(Source material)

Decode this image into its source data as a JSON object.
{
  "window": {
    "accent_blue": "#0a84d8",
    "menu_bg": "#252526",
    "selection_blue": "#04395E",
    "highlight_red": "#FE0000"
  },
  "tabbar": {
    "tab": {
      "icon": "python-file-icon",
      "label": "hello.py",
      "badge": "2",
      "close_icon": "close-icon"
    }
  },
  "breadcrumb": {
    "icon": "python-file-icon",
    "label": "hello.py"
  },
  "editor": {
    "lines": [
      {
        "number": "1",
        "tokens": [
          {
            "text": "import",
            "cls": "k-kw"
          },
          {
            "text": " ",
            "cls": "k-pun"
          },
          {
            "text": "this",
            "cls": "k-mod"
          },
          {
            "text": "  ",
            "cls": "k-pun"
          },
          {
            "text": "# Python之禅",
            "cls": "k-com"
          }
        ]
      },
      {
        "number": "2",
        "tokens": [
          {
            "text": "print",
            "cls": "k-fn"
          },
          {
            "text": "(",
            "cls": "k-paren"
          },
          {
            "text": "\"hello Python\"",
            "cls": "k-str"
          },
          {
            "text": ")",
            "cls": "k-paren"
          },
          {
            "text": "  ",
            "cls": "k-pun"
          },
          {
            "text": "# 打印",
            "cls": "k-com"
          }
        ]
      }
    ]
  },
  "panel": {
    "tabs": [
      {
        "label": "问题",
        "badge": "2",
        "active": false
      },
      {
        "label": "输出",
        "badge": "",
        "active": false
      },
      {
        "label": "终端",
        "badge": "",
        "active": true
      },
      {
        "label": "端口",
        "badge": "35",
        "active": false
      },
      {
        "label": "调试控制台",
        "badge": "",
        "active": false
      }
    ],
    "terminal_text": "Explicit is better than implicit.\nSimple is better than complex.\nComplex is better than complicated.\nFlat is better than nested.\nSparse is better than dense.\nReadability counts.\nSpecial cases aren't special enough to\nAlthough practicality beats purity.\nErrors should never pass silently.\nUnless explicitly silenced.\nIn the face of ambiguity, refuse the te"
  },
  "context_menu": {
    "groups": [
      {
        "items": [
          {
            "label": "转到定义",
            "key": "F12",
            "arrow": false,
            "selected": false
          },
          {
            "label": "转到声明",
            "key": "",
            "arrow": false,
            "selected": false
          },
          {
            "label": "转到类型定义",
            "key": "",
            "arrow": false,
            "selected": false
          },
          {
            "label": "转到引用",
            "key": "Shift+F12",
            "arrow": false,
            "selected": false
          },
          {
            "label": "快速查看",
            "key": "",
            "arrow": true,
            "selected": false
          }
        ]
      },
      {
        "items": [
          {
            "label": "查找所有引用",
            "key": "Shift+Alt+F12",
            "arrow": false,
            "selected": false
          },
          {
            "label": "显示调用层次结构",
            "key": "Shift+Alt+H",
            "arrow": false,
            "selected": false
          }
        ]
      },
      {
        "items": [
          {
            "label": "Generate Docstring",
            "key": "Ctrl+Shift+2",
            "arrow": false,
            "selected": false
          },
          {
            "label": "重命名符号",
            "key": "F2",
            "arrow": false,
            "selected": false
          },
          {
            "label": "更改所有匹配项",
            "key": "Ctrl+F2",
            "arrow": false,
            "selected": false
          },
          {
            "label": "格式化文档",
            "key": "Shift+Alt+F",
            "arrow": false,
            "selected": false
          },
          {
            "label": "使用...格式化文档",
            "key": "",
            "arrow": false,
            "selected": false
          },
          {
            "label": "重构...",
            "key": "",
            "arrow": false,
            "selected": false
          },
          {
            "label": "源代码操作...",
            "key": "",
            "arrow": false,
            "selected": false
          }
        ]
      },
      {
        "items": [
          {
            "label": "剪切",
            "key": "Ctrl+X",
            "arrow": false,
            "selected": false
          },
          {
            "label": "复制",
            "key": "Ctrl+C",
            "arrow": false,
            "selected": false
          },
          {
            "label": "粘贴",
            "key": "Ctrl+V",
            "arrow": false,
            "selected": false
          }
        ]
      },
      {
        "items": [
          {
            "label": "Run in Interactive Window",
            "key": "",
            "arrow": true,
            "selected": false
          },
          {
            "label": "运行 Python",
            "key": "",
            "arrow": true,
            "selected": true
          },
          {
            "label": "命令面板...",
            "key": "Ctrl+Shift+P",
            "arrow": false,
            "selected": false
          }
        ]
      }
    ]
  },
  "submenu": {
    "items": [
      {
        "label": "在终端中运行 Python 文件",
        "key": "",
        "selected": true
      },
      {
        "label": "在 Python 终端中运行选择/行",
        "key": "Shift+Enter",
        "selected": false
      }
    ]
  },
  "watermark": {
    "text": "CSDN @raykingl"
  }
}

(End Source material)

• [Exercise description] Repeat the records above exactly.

• [Answer to the problem]
Decode this image into its source data as a JSON object.
{
  "window": {
    "accent_blue": "#0a84d8",
    "menu_bg": "#252526",
    "selection_blue": "#04395E",
    "highlight_red": "#FE0000"
  },
  "tabbar": {
    "tab": {
      "icon": "python-file-icon",
      "label": "hello.py",
      "badge": "2",
      "close_icon": "close-icon"
    }
  },
  "breadcrumb": {
    "icon": "python-file-icon",
    "label": "hello.py"
  },
  "editor": {
    "lines": [
      {
        "number": "1",
        "tokens": [
          {
            "text": "import",
            "cls": "k-kw"
          },
          {
            "text": " ",
            "cls": "k-pun"
          },
          {
            "text": "this",
            "cls": "k-mod"
          },
          {
            "text": "  ",
            "cls": "k-pun"
          },
          {
            "text": "# Python之禅",
            "cls": "k-com"
          }
        ]
      },
      {
        "number": "2",
        "tokens": [
          {
            "text": "print",
            "cls": "k-fn"
          },
          {
            "text": "(",
            "cls": "k-paren"
          },
          {
            "text": "\"hello Python\"",
            "cls": "k-str"
          },
          {
            "text": ")",
            "cls": "k-paren"
          },
          {
            "text": "  ",
            "cls": "k-pun"
          },
          {
            "text": "# 打印",
            "cls": "k-com"
          }
        ]
      }
    ]
  },
  "panel": {
    "tabs": [
      {
        "label": "问题",
        "badge": "2",
        "active": false
      },
      {
        "label": "输出",
        "badge": "",
        "active": false
      },
      {
        "label": "终端",
        "badge": "",
        "active": true
      },
      {
        "label": "端口",
        "badge": "35",
        "active": false
      },
      {
        "label": "调试控制台",
        "badge": "",
        "active": false
      }
    ],
    "terminal_text": "Explicit is better than implicit.\nSimple is better than complex.\nComplex is better than complicated.\nFlat is better than nested.\nSparse is better than dense.\nReadability counts.\nSpecial cases aren't special enough to\nAlthough practicality beats purity.\nErrors should never pass silently.\nUnless explicitly silenced.\nIn the face of ambiguity, refuse the te"
  },
  "context_menu": {
    "groups": [
      {
        "items": [
          {
            "label": "转到定义",
            "key": "F12",
            "arrow": false,
            "selected": false
          },
          {
            "label": "转到声明",
            "key": "",
            "arrow": false,
            "selected": false
          },
          {
            "label": "转到类型定义",
            "key": "",
            "arrow": false,
            "selected": false
          },
          {
            "label": "转到引用",
            "key": "Shift+F12",
            "arrow": false,
            "selected": false
          },
          {
            "label": "快速查看",
            "key": "",
            "arrow": true,
            "selected": false
          }
        ]
      },
      {
        "items": [
          {
            "label": "查找所有引用",
            "key": "Shift+Alt+F12",
            "arrow": false,
            "selected": false
          },
          {
            "label": "显示调用层次结构",
            "key": "Shift+Alt+H",
            "arrow": false,
            "selected": false
          }
        ]
      },
      {
        "items": [
          {
            "label": "Generate Docstring",
            "key": "Ctrl+Shift+2",
            "arrow": false,
            "selected": false
          },
          {
            "label": "重命名符号",
            "key": "F2",
            "arrow": false,
            "selected": false
          },
          {
            "label": "更改所有匹配项",
            "key": "Ctrl+F2",
            "arrow": false,
            "selected": false
          },
          {
            "label": "格式化文档",
            "key": "Shift+Alt+F",
            "arrow": false,
            "selected": false
          },
          {
            "label": "使用...格式化文档",
            "key": "",
            "arrow": false,
            "selected": false
          },
          {
            "label": "重构...",
            "key": "",
            "arrow": false,
            "selected": false
          },
          {
            "label": "源代码操作...",
            "key": "",
            "arrow": false,
            "selected": false
          }
        ]
      },
      {
        "items": [
          {
            "label": "剪切",
            "key": "Ctrl+X",
            "arrow": false,
            "selected": false
          },
          {
            "label": "复制",
            "key": "Ctrl+C",
            "arrow": false,
            "selected": false
          },
          {
            "label": "粘贴",
            "key": "Ctrl+V",
            "arrow": false,
            "selected": false
          }
        ]
      },
      {
        "items": [
          {
            "label": "Run in Interactive Window",
            "key": "",
            "arrow": true,
            "selected": false
          },
          {
            "label": "运行 Python",
            "key": "",
            "arrow": true,
            "selected": true
          },
          {
            "label": "命令面板...",
            "key": "Ctrl+Shift+P",
            "arrow": false,
            "selected": false
          }
        ]
      }
    ]
  },
  "submenu": {
    "items": [
      {
        "label": "在终端中运行 Python 文件",
        "key": "",
        "selected": true
      },
      {
        "label": "在 Python 终端中运行选择/行",
        "key": "Shift+Enter",
        "selected": false
      }
    ]
  },
  "watermark": {
    "text": "CSDN @raykingl"
  }
}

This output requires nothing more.